The second reading (1 Corinthians 1:1-3) indicates that Paul opened this letter by announcing that he was “an apostle of Christ Jesus by the will of God”. Throughout his writings, Paul insisted that he was who he was as a result of divine intervention in his life. The best part of this was that Paul behaved exceedingly more bravely as a result. Even from his prison cell, he preached until the end. As I read, it occurred to me that Paul was able to do all that he did because he embraced who he was in God’s eyes. This seems easy enough. Still, I thought I knew who I am in God’s eyes, yet I couldn’t find myself the other day…

In John’s gospel (John 1:29-34), John the Baptist insisted that he’d engaged in preaching and baptizing to pave the way for one who would follow him. John made it clear that he wasn’t the one for whom the people waited. Still, John’s work proved extremely important. After watching events unfold around him and listening carefully to God’s voice deep within him, John recognized Jesus for who he was. So it was that John courageously announced, “He is the Son of God.” With that, Jesus embraced his identity and set out to spread the good news. In the process, Jesus identified Mary as both woman and mother, Peter as the Rock, Lazarus and Mary Magdalene as dear friends and every other person along the way as accepted, worthy, forgiven and embraced without condition. If those around Jesus knew nothing else about themselves, they knew that they were loved. If asked who they were, each one could proudly answer, “I am me and I am loved!”

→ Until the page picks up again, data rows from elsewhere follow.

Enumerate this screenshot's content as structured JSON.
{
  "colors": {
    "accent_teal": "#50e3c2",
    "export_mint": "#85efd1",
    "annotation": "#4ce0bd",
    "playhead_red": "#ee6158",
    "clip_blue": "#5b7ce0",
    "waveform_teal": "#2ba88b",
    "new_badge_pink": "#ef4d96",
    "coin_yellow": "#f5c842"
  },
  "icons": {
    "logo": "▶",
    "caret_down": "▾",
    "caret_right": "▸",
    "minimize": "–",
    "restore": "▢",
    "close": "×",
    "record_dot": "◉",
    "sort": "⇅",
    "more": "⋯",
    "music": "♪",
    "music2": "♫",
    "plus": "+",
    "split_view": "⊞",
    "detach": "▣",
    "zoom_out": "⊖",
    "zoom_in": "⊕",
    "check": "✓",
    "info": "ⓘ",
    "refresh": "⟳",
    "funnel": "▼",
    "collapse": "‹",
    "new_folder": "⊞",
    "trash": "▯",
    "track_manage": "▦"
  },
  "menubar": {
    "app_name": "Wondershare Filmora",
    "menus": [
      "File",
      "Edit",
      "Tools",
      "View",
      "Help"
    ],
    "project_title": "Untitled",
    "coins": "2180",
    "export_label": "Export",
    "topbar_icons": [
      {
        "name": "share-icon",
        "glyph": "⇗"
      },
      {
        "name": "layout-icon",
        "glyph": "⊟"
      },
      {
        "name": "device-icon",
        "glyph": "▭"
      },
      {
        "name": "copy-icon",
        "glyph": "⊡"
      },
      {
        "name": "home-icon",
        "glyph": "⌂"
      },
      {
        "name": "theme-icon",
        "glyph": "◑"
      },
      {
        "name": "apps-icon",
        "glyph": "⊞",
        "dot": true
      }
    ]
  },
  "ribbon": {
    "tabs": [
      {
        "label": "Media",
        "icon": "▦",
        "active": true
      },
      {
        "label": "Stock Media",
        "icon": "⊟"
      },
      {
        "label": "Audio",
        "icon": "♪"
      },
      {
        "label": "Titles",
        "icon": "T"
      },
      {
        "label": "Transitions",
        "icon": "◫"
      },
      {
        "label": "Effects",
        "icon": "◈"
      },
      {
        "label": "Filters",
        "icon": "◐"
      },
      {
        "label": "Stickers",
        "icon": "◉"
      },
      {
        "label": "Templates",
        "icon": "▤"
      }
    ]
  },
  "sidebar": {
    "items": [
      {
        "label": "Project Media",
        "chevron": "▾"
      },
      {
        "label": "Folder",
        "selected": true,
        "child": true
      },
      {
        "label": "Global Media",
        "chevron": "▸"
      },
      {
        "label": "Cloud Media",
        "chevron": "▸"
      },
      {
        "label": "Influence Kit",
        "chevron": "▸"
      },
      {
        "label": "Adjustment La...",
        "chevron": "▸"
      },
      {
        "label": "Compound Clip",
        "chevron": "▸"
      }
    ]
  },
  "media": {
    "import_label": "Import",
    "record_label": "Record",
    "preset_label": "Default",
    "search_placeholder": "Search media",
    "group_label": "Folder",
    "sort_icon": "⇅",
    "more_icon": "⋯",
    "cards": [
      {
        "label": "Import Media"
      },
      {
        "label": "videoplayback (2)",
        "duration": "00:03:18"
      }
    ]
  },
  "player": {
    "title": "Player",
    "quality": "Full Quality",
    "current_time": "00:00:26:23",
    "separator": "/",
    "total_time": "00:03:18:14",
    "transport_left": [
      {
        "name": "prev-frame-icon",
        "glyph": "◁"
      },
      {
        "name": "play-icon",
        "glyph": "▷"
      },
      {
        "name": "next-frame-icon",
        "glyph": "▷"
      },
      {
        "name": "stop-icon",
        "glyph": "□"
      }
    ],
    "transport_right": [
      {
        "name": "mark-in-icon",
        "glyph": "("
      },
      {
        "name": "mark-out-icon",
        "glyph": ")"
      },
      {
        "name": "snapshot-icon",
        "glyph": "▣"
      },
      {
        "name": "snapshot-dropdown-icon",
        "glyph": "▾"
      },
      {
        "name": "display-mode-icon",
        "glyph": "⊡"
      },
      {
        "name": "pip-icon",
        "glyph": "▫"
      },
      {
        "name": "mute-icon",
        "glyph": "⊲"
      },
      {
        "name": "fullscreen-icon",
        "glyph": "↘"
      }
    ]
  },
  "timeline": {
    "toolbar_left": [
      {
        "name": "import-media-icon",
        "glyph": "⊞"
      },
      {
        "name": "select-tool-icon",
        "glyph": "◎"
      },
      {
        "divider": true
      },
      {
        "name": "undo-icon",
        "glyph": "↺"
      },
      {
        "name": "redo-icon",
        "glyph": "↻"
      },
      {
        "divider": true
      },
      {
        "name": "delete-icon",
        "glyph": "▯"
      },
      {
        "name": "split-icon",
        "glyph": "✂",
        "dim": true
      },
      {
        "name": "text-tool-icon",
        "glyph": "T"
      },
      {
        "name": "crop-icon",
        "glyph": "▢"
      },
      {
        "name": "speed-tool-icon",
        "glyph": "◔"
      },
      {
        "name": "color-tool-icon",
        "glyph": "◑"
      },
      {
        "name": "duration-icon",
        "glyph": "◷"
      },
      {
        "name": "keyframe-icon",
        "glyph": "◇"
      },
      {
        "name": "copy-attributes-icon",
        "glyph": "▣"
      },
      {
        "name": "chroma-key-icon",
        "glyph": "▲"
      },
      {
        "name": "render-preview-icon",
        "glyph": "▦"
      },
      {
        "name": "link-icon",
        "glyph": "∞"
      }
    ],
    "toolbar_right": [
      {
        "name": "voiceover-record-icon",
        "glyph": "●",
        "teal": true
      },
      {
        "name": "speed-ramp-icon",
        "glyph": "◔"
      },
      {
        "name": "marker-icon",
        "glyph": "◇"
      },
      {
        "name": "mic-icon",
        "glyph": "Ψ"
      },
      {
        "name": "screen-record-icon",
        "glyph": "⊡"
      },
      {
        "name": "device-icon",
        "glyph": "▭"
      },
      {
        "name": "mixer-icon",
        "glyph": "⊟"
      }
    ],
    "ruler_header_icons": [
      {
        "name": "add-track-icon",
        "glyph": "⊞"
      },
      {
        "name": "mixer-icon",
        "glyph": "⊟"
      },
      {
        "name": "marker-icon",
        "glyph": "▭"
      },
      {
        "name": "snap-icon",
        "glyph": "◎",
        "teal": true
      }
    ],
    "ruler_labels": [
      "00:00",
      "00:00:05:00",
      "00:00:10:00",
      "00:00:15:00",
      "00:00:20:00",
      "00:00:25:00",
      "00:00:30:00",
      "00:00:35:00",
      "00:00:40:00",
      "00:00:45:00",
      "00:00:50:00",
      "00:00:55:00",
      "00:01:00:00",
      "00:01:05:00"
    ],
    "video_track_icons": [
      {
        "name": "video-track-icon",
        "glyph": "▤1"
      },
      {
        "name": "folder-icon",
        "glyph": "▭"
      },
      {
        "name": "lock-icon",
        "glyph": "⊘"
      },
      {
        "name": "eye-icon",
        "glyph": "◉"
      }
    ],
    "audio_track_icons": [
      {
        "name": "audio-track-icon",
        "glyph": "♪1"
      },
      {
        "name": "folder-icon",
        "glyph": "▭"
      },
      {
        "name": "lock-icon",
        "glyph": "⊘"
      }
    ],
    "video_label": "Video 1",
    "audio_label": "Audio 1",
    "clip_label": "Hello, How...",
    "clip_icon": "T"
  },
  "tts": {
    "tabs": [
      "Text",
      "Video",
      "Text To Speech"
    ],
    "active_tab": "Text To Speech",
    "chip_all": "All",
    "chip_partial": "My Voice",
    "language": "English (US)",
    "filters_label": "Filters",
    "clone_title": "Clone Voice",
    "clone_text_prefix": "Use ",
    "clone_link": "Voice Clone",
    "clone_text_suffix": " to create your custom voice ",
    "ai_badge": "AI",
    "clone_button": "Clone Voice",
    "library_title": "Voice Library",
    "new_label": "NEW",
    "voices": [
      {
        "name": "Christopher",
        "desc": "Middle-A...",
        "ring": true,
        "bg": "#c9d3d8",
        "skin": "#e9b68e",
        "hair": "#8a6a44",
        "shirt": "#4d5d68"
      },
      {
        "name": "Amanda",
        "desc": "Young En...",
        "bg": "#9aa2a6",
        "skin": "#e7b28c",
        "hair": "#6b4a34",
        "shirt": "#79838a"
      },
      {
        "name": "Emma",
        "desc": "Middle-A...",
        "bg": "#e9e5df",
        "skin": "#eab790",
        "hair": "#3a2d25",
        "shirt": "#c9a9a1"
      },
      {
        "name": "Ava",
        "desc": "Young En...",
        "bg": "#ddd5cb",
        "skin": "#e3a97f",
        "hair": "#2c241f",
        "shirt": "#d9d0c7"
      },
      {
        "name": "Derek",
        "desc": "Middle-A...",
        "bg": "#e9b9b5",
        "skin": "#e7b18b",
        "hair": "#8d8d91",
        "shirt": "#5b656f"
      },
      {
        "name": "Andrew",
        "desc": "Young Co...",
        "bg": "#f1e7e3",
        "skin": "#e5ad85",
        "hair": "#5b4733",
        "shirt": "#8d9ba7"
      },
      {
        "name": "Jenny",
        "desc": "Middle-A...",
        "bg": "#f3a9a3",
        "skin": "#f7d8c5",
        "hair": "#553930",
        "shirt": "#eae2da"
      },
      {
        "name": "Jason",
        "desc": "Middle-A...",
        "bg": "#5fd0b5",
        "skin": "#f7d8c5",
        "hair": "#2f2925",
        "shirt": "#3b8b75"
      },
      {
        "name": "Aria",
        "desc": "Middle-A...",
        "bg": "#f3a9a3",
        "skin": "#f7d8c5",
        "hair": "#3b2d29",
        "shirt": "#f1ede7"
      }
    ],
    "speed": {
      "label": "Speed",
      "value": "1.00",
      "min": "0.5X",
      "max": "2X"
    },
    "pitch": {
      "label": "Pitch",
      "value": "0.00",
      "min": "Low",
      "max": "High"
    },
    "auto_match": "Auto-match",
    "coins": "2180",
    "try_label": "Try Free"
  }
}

Ordinary Time provides the perfect opportunity to acknowledge our ordinary selves, our ordinary efforts and our ordinary lives as God does. Though I didn’t do this very well as I procrastinated in making those doctors’ appointments, I eventually found “me” as I rose to the challenge and scheduled each one. Finally, I realized that God knew where I was all along and that God will take care. Finally, I discovered, “I am me and I am loved!” The truth is so are you!

©2020 Mary Penich – All Rights Reserved